Pret A Manger has been blamed for its “inadequate” labeling of allergens in its food after a teenage girl died from an allergic reaction to a baguette.
Natasha Ednan-Laperouse, who had numerous allergies, went into cardiac arrest and died after eating the chain’s baguette sandwich with artichoke, olive, and tapenade in July 2016. She was 15.
An inquest in the UK, where Ednan-Laperouse bought the baguette, concluded Friday that Pret had not properly warned her of what she was about to eat.
The baguette contained sesame seeds — to which Ednan-Laperouse was allergic — but it was not labeled on the sandwich’s packaging, the BBC reported.
Ednan-Laperouse bought the sandwich at Heathrow Airport before flying to France on summer holiday. She collapsed about 20 minutes into the flight, went into cardiac arrest, and died within hours.
A video published by The Telegraph showed Ednan-Laperouse on her flight to France shortly before her death.
A coroner’s court in London found on Friday that the teen died of anaphylaxis — a serious reaction to a trigger, like an allergy. It’s also known as an anaphylactic shock.
The coroner, Dr Sean Cummings, said that Pret A Manger’s allergy labeling was “inadequate,” ITV News reported.
He added: “There was no specific allergen information on the baguette packaging or on the (food display cabinet) and Natasha was reassured by that.”
British coroner courts aim to determine the cause of a person’s death, but do not attribute responsibility.
Earlier in the week the coroner heard that Pret A Manger received nine complaints of sesame-related allergy incidents in 2015, including six involving its baguettes, but did not list it as an ingredient on product-shelf tickets.
Business Insider understands that at the time of Ednan-Laperouse’s death, Pret A Manager had been in the process of making allergen information clearer to customers. The chain now lists all allergens, including sesame, on product-shelf tickets in the UK.
UK food-labeling regulations do not require restaurants that make and package food onsite, like Pret A Manger, to label allergen information on each individual product, according to the BBC.
But Cummings said earlier this week, as cited by ITV News: “It seems a little strange a local sandwich shop could benefit from that regulation but an organisation that sells 218 million items [a year] should also benefit from that regulation.”
Cumming said on Friday that he would write a report to the UK government on his concerns about allergen labeling laws, ITV News reported.
Ednan-Laperouse’s father, Nadim Ednan-Laperouse, said earlier this week his daughter foamed at the mouth and said she couldn’t breathe during the reaction which killed her, according to Sky News.
Those symptoms persisted even after he administered two EpiPen shots to his daughter and a doctor performed CPR for her throughout the flight, Nadim Ednan-Laperouse said.
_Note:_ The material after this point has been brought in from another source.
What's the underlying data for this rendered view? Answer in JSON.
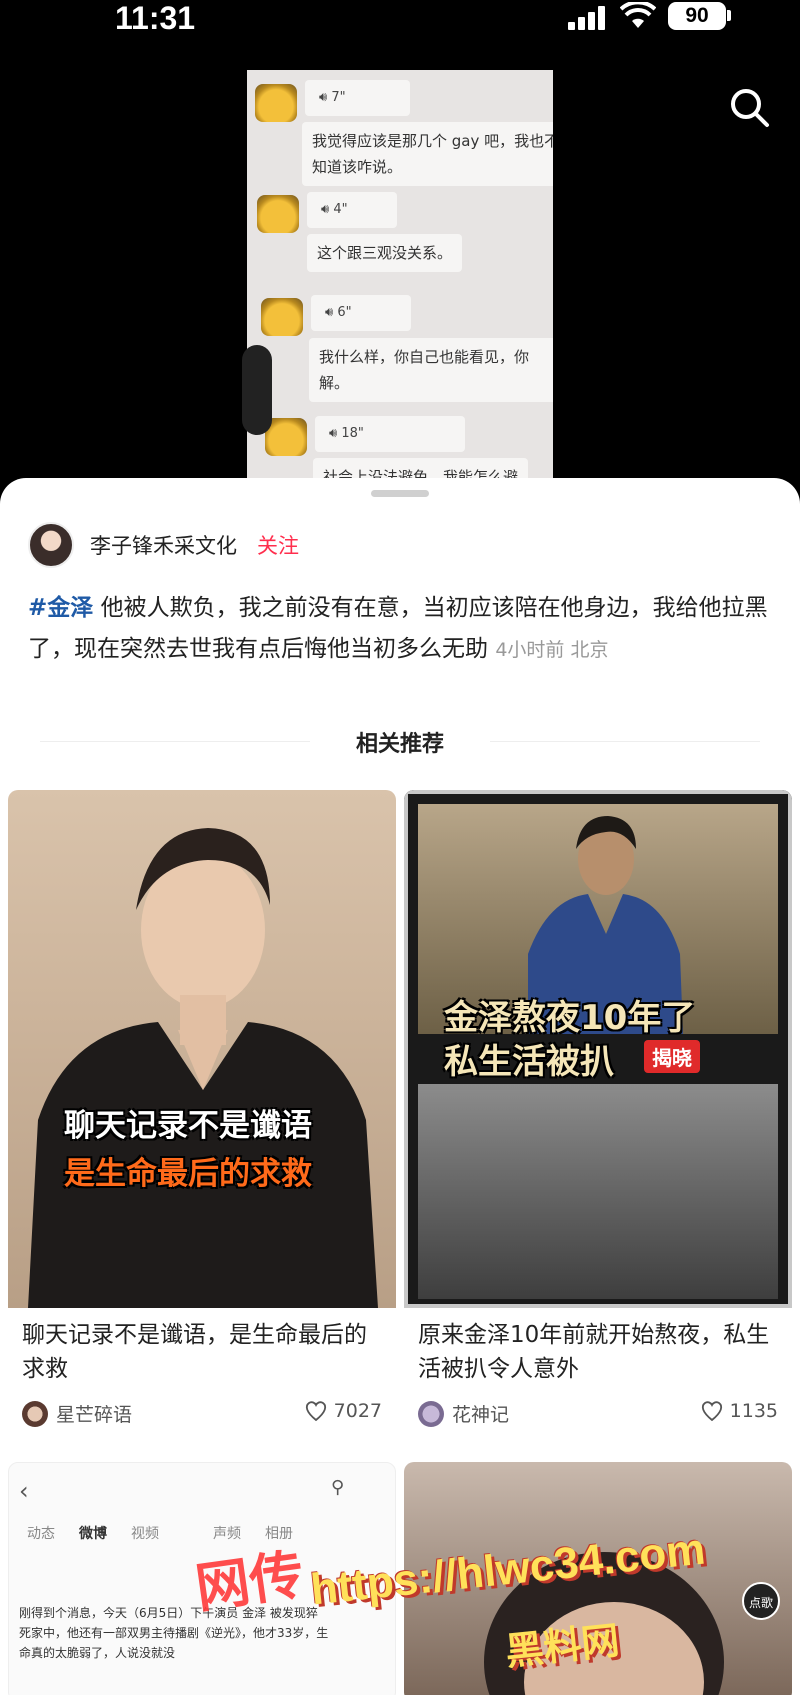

The Ednan-Laperouse family said on Friday that food labeling laws were “playing Russian roulette with our daughter’s life.”
“Our beloved daughter died in a tragedy that should never have happened and we believe that this inquest has shown that she died because of inadequate food labeling laws,” they said in a statement on Friday.
“It feels to us that if Pret A Manger were following the law, then the law was playing Russian roulette with our daughter’s life. It’s clear that the food labeling laws as they stand today are not fit for purpose and it is now time to change the law.
Clive Schlee, the chief executive of Pret A Manger, said in a statement to Business Insider:
“We are deeply sorry for Natasha’s death. We cannot begin to comprehend the pain her family have gone through and the grief they continue to feel.
“We have heard everything the Coroner and Natasha’s family have said this week. And we will learn from this.
“All of us at Pret want to see meaningful change come from this tragedy. We will make sure that it does.”